◆ **Records from a collection**:
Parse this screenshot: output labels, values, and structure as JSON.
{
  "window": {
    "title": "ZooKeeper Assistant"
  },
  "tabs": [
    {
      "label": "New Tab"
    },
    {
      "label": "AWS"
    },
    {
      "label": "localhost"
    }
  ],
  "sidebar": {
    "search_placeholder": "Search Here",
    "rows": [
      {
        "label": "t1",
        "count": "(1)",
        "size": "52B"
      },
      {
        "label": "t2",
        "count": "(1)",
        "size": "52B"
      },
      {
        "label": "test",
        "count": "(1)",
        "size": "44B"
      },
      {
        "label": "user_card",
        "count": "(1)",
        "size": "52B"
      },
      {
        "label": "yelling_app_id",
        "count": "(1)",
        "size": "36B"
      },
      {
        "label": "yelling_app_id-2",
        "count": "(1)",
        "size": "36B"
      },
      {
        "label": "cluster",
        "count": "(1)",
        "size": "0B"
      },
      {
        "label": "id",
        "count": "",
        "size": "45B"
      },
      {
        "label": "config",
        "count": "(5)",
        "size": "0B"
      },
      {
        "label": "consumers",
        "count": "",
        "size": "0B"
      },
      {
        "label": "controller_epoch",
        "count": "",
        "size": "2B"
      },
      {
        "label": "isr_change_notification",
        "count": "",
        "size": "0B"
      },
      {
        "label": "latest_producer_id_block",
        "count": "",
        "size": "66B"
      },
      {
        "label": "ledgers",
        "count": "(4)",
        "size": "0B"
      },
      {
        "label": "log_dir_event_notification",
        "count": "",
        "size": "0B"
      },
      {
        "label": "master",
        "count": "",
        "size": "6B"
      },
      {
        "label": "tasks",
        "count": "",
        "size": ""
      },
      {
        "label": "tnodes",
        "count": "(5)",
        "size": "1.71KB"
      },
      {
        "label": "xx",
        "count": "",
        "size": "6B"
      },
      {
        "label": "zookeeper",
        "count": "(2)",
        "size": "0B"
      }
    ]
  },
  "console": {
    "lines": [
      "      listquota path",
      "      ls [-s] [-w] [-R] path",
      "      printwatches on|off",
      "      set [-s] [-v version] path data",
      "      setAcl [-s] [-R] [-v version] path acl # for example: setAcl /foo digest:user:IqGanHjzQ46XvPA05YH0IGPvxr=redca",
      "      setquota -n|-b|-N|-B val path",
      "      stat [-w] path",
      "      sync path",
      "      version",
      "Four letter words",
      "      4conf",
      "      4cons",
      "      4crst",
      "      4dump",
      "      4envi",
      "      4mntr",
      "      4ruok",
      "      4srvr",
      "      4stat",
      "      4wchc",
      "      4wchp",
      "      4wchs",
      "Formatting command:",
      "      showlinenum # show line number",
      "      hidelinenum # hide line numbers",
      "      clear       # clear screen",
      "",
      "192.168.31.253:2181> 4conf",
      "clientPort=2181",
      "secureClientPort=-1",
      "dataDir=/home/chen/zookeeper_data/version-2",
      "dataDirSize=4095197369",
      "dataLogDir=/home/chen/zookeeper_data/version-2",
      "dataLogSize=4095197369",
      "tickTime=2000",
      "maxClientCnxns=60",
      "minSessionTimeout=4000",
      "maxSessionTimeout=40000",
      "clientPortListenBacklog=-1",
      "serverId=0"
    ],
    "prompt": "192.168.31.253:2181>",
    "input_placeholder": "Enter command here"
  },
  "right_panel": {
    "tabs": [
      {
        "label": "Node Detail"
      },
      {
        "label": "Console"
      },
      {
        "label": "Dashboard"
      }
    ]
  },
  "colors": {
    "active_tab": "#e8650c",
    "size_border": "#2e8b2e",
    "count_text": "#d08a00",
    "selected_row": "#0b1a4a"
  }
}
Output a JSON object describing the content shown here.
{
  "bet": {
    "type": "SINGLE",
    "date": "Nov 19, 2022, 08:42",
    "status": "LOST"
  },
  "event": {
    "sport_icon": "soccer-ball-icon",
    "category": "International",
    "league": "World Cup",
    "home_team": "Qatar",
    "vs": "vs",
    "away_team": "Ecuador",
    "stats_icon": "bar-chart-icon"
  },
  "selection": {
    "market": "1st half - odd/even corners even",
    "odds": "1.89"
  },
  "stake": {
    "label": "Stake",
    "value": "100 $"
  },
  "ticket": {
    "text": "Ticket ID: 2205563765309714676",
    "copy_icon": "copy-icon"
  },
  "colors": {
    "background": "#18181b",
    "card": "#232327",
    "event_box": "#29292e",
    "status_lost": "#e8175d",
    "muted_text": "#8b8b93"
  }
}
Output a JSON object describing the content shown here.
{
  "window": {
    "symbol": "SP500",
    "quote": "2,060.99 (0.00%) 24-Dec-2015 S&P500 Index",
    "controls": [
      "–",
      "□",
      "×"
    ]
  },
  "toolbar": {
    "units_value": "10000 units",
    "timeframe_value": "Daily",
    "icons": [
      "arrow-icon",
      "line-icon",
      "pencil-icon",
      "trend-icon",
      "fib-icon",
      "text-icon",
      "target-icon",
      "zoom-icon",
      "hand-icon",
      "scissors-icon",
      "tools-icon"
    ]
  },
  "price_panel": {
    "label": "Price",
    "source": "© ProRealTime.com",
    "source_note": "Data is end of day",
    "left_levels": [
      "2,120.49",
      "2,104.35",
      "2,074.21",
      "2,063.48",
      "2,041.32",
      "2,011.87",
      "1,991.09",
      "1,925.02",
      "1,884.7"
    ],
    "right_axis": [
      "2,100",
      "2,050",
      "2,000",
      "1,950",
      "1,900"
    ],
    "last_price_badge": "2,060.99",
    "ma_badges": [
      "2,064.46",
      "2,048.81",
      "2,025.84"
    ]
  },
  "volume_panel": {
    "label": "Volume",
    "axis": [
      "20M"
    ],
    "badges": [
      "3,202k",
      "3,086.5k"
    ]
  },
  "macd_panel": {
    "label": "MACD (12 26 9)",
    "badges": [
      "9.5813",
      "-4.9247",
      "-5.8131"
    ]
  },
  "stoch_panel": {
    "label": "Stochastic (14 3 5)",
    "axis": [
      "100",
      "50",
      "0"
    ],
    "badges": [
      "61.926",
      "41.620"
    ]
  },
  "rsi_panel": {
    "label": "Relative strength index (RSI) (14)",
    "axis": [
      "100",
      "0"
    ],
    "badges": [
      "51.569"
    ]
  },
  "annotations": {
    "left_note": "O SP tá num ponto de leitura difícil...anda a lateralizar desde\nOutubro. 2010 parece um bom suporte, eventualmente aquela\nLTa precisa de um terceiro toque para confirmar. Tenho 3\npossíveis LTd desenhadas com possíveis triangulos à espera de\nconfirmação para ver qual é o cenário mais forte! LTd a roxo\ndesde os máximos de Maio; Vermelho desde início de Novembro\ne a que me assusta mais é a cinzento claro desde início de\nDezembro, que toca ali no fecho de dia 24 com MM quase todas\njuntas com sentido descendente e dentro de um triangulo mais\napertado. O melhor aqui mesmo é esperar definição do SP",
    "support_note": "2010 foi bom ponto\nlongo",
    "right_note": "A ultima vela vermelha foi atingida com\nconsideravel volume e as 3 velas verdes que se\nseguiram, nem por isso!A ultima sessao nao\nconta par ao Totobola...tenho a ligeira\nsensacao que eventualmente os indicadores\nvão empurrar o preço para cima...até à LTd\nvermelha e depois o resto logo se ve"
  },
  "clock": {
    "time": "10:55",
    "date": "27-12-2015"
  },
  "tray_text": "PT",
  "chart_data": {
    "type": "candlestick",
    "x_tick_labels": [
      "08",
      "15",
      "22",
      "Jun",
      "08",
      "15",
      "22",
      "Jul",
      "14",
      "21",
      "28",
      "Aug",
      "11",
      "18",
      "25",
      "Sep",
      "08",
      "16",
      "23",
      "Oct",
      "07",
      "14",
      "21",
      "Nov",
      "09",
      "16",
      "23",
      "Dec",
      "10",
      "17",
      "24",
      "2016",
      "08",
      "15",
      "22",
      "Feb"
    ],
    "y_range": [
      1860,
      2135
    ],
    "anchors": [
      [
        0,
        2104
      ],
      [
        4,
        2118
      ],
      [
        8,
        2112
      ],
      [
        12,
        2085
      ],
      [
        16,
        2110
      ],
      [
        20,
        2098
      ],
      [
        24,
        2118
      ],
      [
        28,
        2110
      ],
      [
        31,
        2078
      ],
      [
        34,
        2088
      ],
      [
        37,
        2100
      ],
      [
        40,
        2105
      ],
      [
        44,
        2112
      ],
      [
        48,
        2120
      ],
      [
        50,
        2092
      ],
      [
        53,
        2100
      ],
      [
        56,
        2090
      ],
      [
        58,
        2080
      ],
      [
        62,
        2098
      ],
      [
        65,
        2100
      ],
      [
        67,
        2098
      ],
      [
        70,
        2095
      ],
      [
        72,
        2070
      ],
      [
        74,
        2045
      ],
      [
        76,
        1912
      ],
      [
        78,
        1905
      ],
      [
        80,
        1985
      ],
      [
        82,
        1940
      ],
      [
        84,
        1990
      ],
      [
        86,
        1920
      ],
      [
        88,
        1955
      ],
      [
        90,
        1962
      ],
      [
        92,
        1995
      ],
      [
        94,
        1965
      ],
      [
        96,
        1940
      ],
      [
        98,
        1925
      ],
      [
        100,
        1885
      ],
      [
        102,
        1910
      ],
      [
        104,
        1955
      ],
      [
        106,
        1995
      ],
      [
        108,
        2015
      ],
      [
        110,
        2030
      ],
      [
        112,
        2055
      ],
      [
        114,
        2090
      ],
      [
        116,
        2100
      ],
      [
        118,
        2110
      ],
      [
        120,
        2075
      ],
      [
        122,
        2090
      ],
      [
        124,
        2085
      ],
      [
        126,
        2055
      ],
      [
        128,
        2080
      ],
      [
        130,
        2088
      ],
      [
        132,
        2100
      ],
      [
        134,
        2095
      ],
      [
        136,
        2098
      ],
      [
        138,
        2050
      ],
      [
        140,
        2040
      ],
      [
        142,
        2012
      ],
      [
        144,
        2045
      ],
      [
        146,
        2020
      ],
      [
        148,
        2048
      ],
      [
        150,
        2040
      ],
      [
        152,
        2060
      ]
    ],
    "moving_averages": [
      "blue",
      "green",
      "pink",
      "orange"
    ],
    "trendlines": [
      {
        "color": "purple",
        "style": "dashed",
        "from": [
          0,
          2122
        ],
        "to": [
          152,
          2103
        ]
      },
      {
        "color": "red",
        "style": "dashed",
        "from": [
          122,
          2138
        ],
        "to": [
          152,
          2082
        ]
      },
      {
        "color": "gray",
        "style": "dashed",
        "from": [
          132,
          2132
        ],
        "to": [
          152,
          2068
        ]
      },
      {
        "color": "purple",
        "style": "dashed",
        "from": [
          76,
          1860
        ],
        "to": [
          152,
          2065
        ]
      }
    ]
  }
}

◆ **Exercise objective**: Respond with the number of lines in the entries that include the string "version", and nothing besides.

◆ **Answer section**: 5